The British Heart Foundation (BHF) has teamed up with Microsoft to provide more personalised experiences to its supporters, volunteers and customers with the aim of increasing support for its life-saving science.
The platform will allow the BHF to tailor its communications to individual supporters based on their interests and the ways they are most likely to engage with content. It will also use artificial intelligence to maximise the efficiency of its marketing communications.
The organisations also aim to create stronger relationships with people who already support the BHF, including those who donate regularly or take part in charity events such as the London to Brighton bike ride, as well as reach potential new supporters.
By using Microsoft technology, the BHF will also help people access more relevant and personalised health content that will enable them to improve their heart health or better manage an existing condition.
Claire Sadler, the BHF’s Executive Director for Marketing, Fundraising and Engagement, said: “Harnessing the power of technology is central to our new marketing strategy, which puts supporters at the heart of everything we do. Working with Microsoft will give us the technical know-how and insights to truly realise this ambition.
“Our hope is that the combination of more efficient, yet personalised marketing campaigns will help us increase support for our life-saving science, while offering more fulfilling experiences to the millions of people who engage with us.”
The BHF is the biggest independent funder of heart and circulatory disease research in the UK and has powered much of the science that has led to the life-saving treatments that people receive today.
According to the charity, there are around 7.6 million people living with heart and circulatory diseases in the UK. These conditions cause more than a quarter (27 per cent) of all UK deaths – more than 160,000 deaths each year, or one death every three minutes.
Michael Wignall, Azure Business Lead, said: “The Microsoft cloud is helping companies and organisations from a range of sectors to break down internal silos and work in a more collaborative and seamless way. Azure takes care of updates, security and network management, allowing teams to focus on what’s important to them – their customers and staff.

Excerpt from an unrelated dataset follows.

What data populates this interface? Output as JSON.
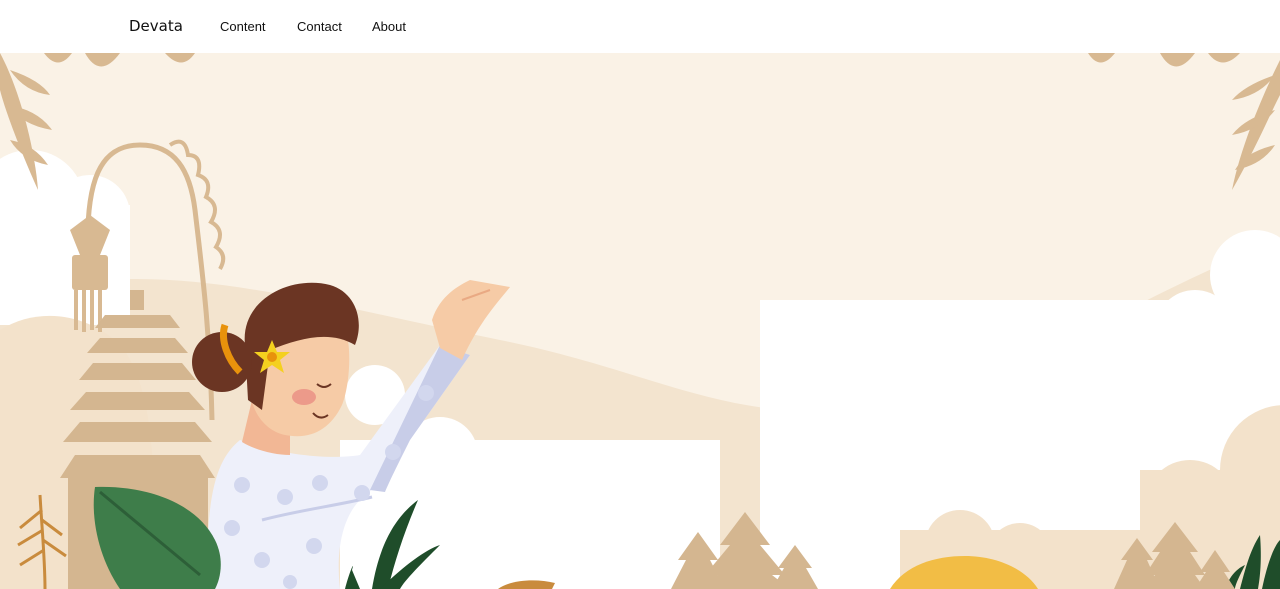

“I look forward to seeing how BHF uses Microsoft cloud to help millions of people affected by heart and circulatory diseases.”
Today’s announcement builds on a growing partnership between the BHF and Microsoft.
Together, the organisations are already developing the Circuit – a network that will provide ambulance services with the information needed to direct 9 9 9 callers to their nearest defibrillator when someone suffers a sudden cardiac arrest. Every minute without CPR and defibrillation cuts a person’s chances of surviving a cardiac arrest by up to 10 per cent, meaning this technology could save countless lives in the coming years.
Ursula Dolton, Chief Technology Officer at the British Heart Foundation, said: “Deploying the best technology in the most efficient way is vital to every area of our work – from enabling our people to collaborate remotely to creating new life-saving systems such as the Circuit.
“To maximise the potential of technology, we need the best people and the best partners, which our relationship with Microsoft is testament to. For us it’s simple – the more efficient and innovative we are in using technology, the more effective we will be in delivering our charitable mission of powering science that saves lives.”